Powerhouse was named as one of three of the new technology-focused incubators introduced by government this year based on a successful Israeli model. Early stage investment to the companies it incubates is provided in collaboration with high net worth private investors and the government's business innovation agency, Callaghan Innovation, while the NZ Venture Investment Fund is a co-investor for follow-on capital.
The technology incubators are primarily funded from returns generated from equity stakes in successfully incubated companies but it takes some time before those returns start filtering through.
Following its annual meeting yesterday, chairman Kerry McDonald said the company planned to access new capital for follow-on funding substantially, as this was critical for the success of research-based ventures. Among the options for the estimated $40 million needed to provide funding to its existing portfolio and make new investments are an IPO, bringing in one large investor, or raising an expansion fund for that amount.
Powerhouse Ventures managing director Stephen Hampson, newly appointed to the board, favours the IPO option though it would be unlikely to happen until the middle of 2015.
"There's interest from New Zealand investors in getting involved in early stage technology and the way we're doing it with a diversified portfolio of technology companies takes a lot of the risk out for investors," Hampson said.
McDonald was appointed chairman in October and other board changes include the appointment of scientist Dianne McCarthy, who recently retired as chief executive of the Royal Society of New Zealand, and Hampson who was formerly chief executive.
Powerhouse Ventures was set up in 2006 with the Christchurch City Council's economic development agency, the Canterbury Development Corporation, as a cornerstone investor. Lincoln University and the University of Canterbury are also shareholders.
A major ownership restructure is due to be completed by Christmas which will see the management company merged with its four funds which co-invest with private investors in the companies within the 15-strong portfolio. Once the restructure is complete private investors, who include Stephen Tindall's K1W1, will be the majority shareholders of the incubator which will directly hold ownership in the companies.
Powerhouse currently has a portfolio of 15 established companies and a further four undergoing due diligence. These include Invert Robotics which makes robots that inspect industrial surfaces such as food storage silos, Hydroworks which designs and builds small hydropower turbines, SolarBright which makes LED lighting for roading and industrial environments and Photonic Innovations which makes calibration-free gas detectors.

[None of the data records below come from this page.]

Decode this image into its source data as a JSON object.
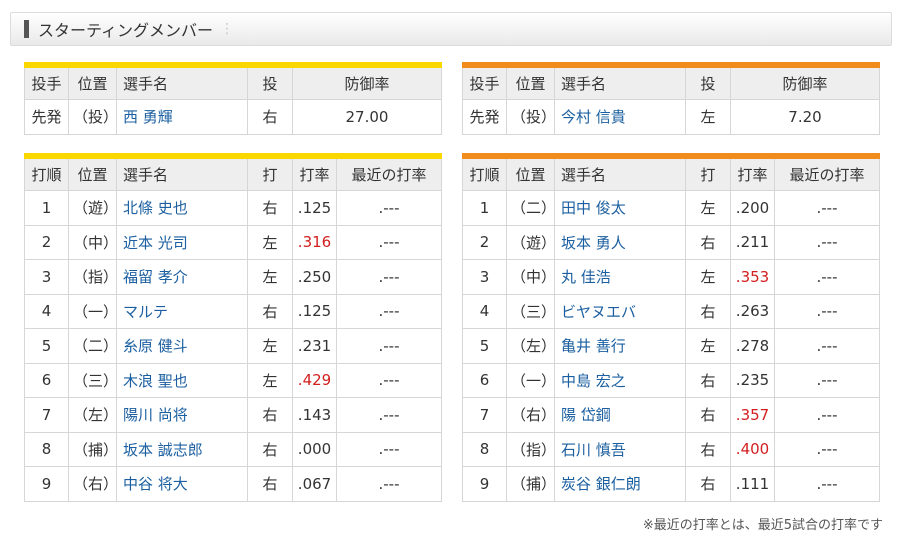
{
  "section_title": "スターティングメンバー",
  "pitcher_headers": [
    "投手",
    "位置",
    "選手名",
    "投",
    "防御率"
  ],
  "batter_headers": [
    "打順",
    "位置",
    "選手名",
    "打",
    "打率",
    "最近の打率"
  ],
  "left": {
    "pitcher": {
      "role": "先発",
      "pos": "（投）",
      "name": "西 勇輝",
      "hand": "右",
      "era": "27.00"
    },
    "batters": [
      {
        "order": "1",
        "pos": "（遊）",
        "name": "北條 史也",
        "hand": "右",
        "avg": ".125",
        "recent": ".---",
        "high": false
      },
      {
        "order": "2",
        "pos": "（中）",
        "name": "近本 光司",
        "hand": "左",
        "avg": ".316",
        "recent": ".---",
        "high": true
      },
      {
        "order": "3",
        "pos": "（指）",
        "name": "福留 孝介",
        "hand": "左",
        "avg": ".250",
        "recent": ".---",
        "high": false
      },
      {
        "order": "4",
        "pos": "（一）",
        "name": "マルテ",
        "hand": "右",
        "avg": ".125",
        "recent": ".---",
        "high": false
      },
      {
        "order": "5",
        "pos": "（二）",
        "name": "糸原 健斗",
        "hand": "左",
        "avg": ".231",
        "recent": ".---",
        "high": false
      },
      {
        "order": "6",
        "pos": "（三）",
        "name": "木浪 聖也",
        "hand": "左",
        "avg": ".429",
        "recent": ".---",
        "high": true
      },
      {
        "order": "7",
        "pos": "（左）",
        "name": "陽川 尚将",
        "hand": "右",
        "avg": ".143",
        "recent": ".---",
        "high": false
      },
      {
        "order": "8",
        "pos": "（捕）",
        "name": "坂本 誠志郎",
        "hand": "右",
        "avg": ".000",
        "recent": ".---",
        "high": false
      },
      {
        "order": "9",
        "pos": "（右）",
        "name": "中谷 将大",
        "hand": "右",
        "avg": ".067",
        "recent": ".---",
        "high": false
      }
    ]
  },
  "right": {
    "pitcher": {
      "role": "先発",
      "pos": "（投）",
      "name": "今村 信貴",
      "hand": "左",
      "era": "7.20"
    },
    "batters": [
      {
        "order": "1",
        "pos": "（二）",
        "name": "田中 俊太",
        "hand": "左",
        "avg": ".200",
        "recent": ".---",
        "high": false
      },
      {
        "order": "2",
        "pos": "（遊）",
        "name": "坂本 勇人",
        "hand": "右",
        "avg": ".211",
        "recent": ".---",
        "high": false
      },
      {
        "order": "3",
        "pos": "（中）",
        "name": "丸 佳浩",
        "hand": "左",
        "avg": ".353",
        "recent": ".---",
        "high": true
      },
      {
        "order": "4",
        "pos": "（三）",
        "name": "ビヤヌエバ",
        "hand": "右",
        "avg": ".263",
        "recent": ".---",
        "high": false
      },
      {
        "order": "5",
        "pos": "（左）",
        "name": "亀井 善行",
        "hand": "左",
        "avg": ".278",
        "recent": ".---",
        "high": false
      },
      {
        "order": "6",
        "pos": "（一）",
        "name": "中島 宏之",
        "hand": "右",
        "avg": ".235",
        "recent": ".---",
        "high": false
      },
      {
        "order": "7",
        "pos": "（右）",
        "name": "陽 岱鋼",
        "hand": "右",
        "avg": ".357",
        "recent": ".---",
        "high": true
      },
      {
        "order": "8",
        "pos": "（指）",
        "name": "石川 慎吾",
        "hand": "右",
        "avg": ".400",
        "recent": ".---",
        "high": true
      },
      {
        "order": "9",
        "pos": "（捕）",
        "name": "炭谷 銀仁朗",
        "hand": "右",
        "avg": ".111",
        "recent": ".---",
        "high": false
      }
    ]
  },
  "colors": {
    "left_team": "#fbd700",
    "right_team": "#f08b1c",
    "name_link": "#1b5fa0",
    "high_avg": "#d21e1e"
  },
  "footnote": "※最近の打率とは、最近5試合の打率です"
}
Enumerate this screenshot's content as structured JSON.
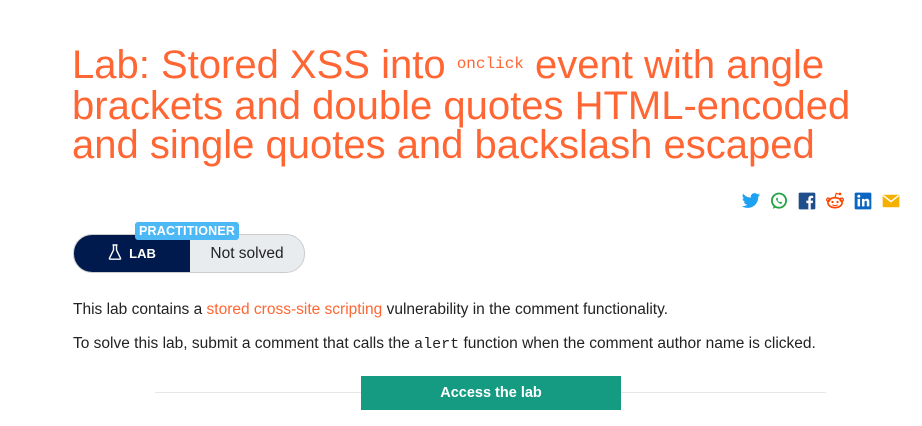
{
  "title": {
    "part1": "Lab: Stored XSS into ",
    "code": "onclick",
    "part2": " event with angle brackets and double quotes HTML-encoded and single quotes and backslash escaped"
  },
  "share_icons": [
    "twitter-icon",
    "whatsapp-icon",
    "facebook-icon",
    "reddit-icon",
    "linkedin-icon",
    "email-icon"
  ],
  "level": "PRACTITIONER",
  "lab_label": "LAB",
  "status": "Not solved",
  "description": {
    "line1_before": "This lab contains a ",
    "line1_link": "stored cross-site scripting",
    "line1_after": " vulnerability in the comment functionality.",
    "line2_before": "To solve this lab, submit a comment that calls the ",
    "line2_code": "alert",
    "line2_after": " function when the comment author name is clicked."
  },
  "access_button": "Access the lab",
  "colors": {
    "accent": "#ff6633",
    "badge": "#4cb8f5",
    "lab_dark": "#001a4d",
    "button": "#159b82"
  }
}
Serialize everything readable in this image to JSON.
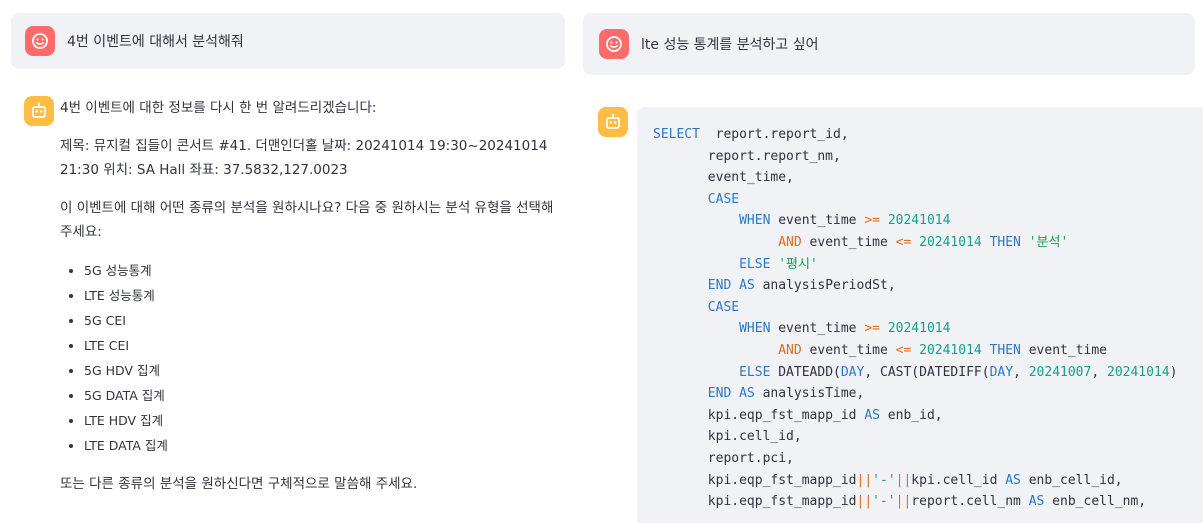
{
  "left_user_message": "4번 이벤트에 대해서 분석해줘",
  "right_user_message": "lte 성능 통계를 분석하고 싶어",
  "bot_message": {
    "intro": "4번 이벤트에 대한 정보를 다시 한 번 알려드리겠습니다:",
    "event_info": "제목: 뮤지컬 집들이 콘서트 #41. 더맨인더홀 날짜: 20241014 19:30~20241014 21:30 위치: SA Hall 좌표: 37.5832,127.0023",
    "question": "이 이벤트에 대해 어떤 종류의 분석을 원하시나요? 다음 중 원하시는 분석 유형을 선택해 주세요:",
    "options": [
      "5G 성능통계",
      "LTE 성능통계",
      "5G CEI",
      "LTE CEI",
      "5G HDV 집계",
      "5G DATA 집계",
      "LTE HDV 집계",
      "LTE DATA 집계"
    ],
    "closing": "또는 다른 종류의 분석을 원하신다면 구체적으로 말씀해 주세요."
  },
  "code_lines": [
    [
      [
        "kw",
        "SELECT"
      ],
      [
        "",
        "  report.report_id,"
      ]
    ],
    [
      [
        "",
        "       report.report_nm,"
      ]
    ],
    [
      [
        "",
        "       event_time,"
      ]
    ],
    [
      [
        "",
        "       "
      ],
      [
        "kw",
        "CASE"
      ]
    ],
    [
      [
        "",
        "           "
      ],
      [
        "kw",
        "WHEN"
      ],
      [
        "",
        " event_time "
      ],
      [
        "or",
        ">="
      ],
      [
        "",
        "",
        " "
      ],
      [
        "num",
        "20241014"
      ]
    ],
    [
      [
        "",
        "                "
      ],
      [
        "or",
        "AND"
      ],
      [
        "",
        " event_time "
      ],
      [
        "or",
        "<="
      ],
      [
        "",
        " "
      ],
      [
        "num",
        "20241014"
      ],
      [
        "",
        " "
      ],
      [
        "kw",
        "THEN"
      ],
      [
        "",
        " "
      ],
      [
        "str",
        "'분석'"
      ]
    ],
    [
      [
        "",
        "           "
      ],
      [
        "kw",
        "ELSE"
      ],
      [
        "",
        " "
      ],
      [
        "str",
        "'평시'"
      ]
    ],
    [
      [
        "",
        "       "
      ],
      [
        "kw",
        "END AS"
      ],
      [
        "",
        " analysisPeriodSt,"
      ]
    ],
    [
      [
        "",
        "       "
      ],
      [
        "kw",
        "CASE"
      ]
    ],
    [
      [
        "",
        "           "
      ],
      [
        "kw",
        "WHEN"
      ],
      [
        "",
        " event_time "
      ],
      [
        "or",
        ">="
      ],
      [
        "",
        " "
      ],
      [
        "num",
        "20241014"
      ]
    ],
    [
      [
        "",
        "                "
      ],
      [
        "or",
        "AND"
      ],
      [
        "",
        " event_time "
      ],
      [
        "or",
        "<="
      ],
      [
        "",
        " "
      ],
      [
        "num",
        "20241014"
      ],
      [
        "",
        " "
      ],
      [
        "kw",
        "THEN"
      ],
      [
        "",
        " event_time"
      ]
    ],
    [
      [
        "",
        "           "
      ],
      [
        "kw",
        "ELSE"
      ],
      [
        "",
        " DATEADD("
      ],
      [
        "kw",
        "DAY"
      ],
      [
        "",
        ", CAST(DATEDIFF("
      ],
      [
        "kw",
        "DAY"
      ],
      [
        "",
        ", "
      ],
      [
        "num",
        "20241007"
      ],
      [
        "",
        ", "
      ],
      [
        "num",
        "20241014"
      ],
      [
        "",
        ")"
      ]
    ],
    [
      [
        "",
        "       "
      ],
      [
        "kw",
        "END AS"
      ],
      [
        "",
        " analysisTime,"
      ]
    ],
    [
      [
        "",
        "       kpi.eqp_fst_mapp_id "
      ],
      [
        "kw",
        "AS"
      ],
      [
        "",
        " enb_id,"
      ]
    ],
    [
      [
        "",
        "       kpi.cell_id,"
      ]
    ],
    [
      [
        "",
        "       report.pci,"
      ]
    ],
    [
      [
        "",
        "       kpi.eqp_fst_mapp_id"
      ],
      [
        "or",
        "||"
      ],
      [
        "str",
        "'-'"
      ],
      [
        "or",
        "||"
      ],
      [
        "",
        "kpi.cell_id "
      ],
      [
        "kw",
        "AS"
      ],
      [
        "",
        " enb_cell_id,"
      ]
    ],
    [
      [
        "",
        "       kpi.eqp_fst_mapp_id"
      ],
      [
        "or",
        "||"
      ],
      [
        "str",
        "'-'"
      ],
      [
        "or",
        "||"
      ],
      [
        "",
        "report.cell_nm "
      ],
      [
        "kw",
        "AS"
      ],
      [
        "",
        " enb_cell_nm,"
      ]
    ]
  ]
}
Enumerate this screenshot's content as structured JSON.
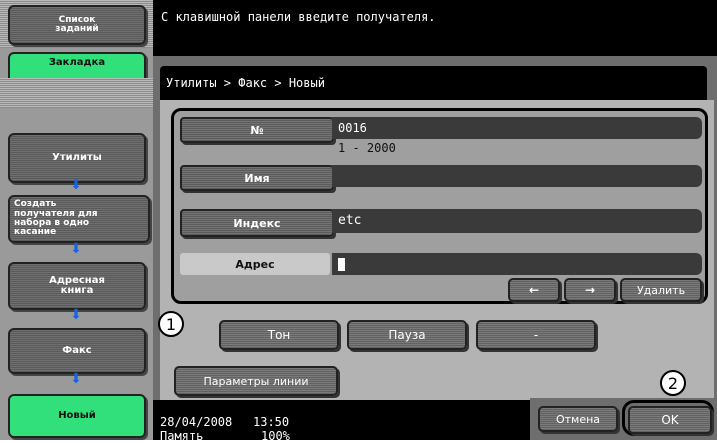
{
  "sidebar": {
    "job_list": "Список\nзаданий",
    "bookmark": "Закладка",
    "steps": [
      "Утилиты",
      "Создать\nполучателя для\nнабора в одно\nкасание",
      "Адресная\nкнига",
      "Факс",
      "Новый"
    ],
    "arrow_icon": "down-arrow-icon"
  },
  "header": {
    "message": "С клавишной панели введите получателя."
  },
  "breadcrumb": "Утилиты > Факс > Новый",
  "form": {
    "number": {
      "label": "№",
      "value": "0016",
      "range": "1 - 2000"
    },
    "name": {
      "label": "Имя",
      "value": ""
    },
    "index": {
      "label": "Индекс",
      "value": "etc"
    },
    "address": {
      "label": "Адрес",
      "value": ""
    },
    "left_arrow": "←",
    "right_arrow": "→",
    "delete": "Удалить"
  },
  "special_keys": {
    "tone": "Тон",
    "pause": "Пауза",
    "dash": "-"
  },
  "line_settings": "Параметры линии",
  "callouts": {
    "one": "1",
    "two": "2"
  },
  "footer": {
    "date": "28/04/2008",
    "time": "13:50",
    "memory_label": "Память",
    "memory_value": "100%"
  },
  "actions": {
    "cancel": "Отмена",
    "ok": "OK"
  },
  "colors": {
    "accent_green": "#31e07a",
    "arrow_blue": "#1565e0",
    "highlight_box": "#000000"
  }
}
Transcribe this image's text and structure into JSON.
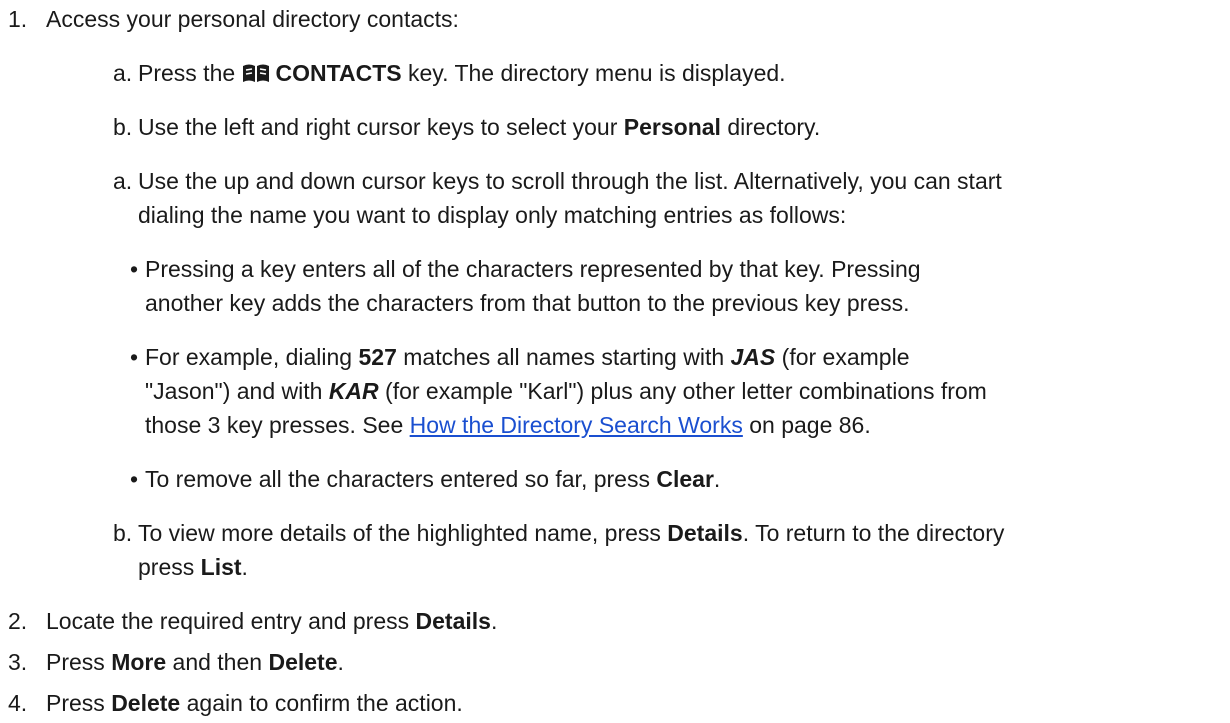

Dunedin's 10-year-old Upstart business incubator, owned by the Dunedin City Council, University of Otago and Otago Polytechnic, merged with Powerhouse Ventures in April this year.
"From our beginnings in Christchurch, we now have a nationwide organisation having established offices in Dunedin, Wellington and Auckland. This expansion gives the company access to additional sources of high-quality opportunities," Hampson said.
The company was impressed with the pipeline of opportunities available from universities and Crown Research Institutes to transfer their technology into start-ups and that had validated its decision to expand nationally, he said.
Two thirds of the money raised would go towards existing companies and one third to new investments, he said, with the incubator planning to invest in an additional six to nine companies a year.
Technology-based incubators are able to access a new repayable grant introduced by government this year, on behalf of the start-ups they incubate.
The first to receive one was a Powerhouse Ventures-incubated company, Tiro Lifesciences. It is an early-stage medical diagnostic company developing technology for the detection of breast cancer in dense tissue.
It received up to $450,000 over two years to develop a pain and radiation-free medical-imaging tool, repayable once it starts making revenue. The funding has to be matched 1:3 by the incubator contributing up to $150,000.
(BusinessDesk receives funding to write about the commercialisation of innovation from Callaghan Innovation)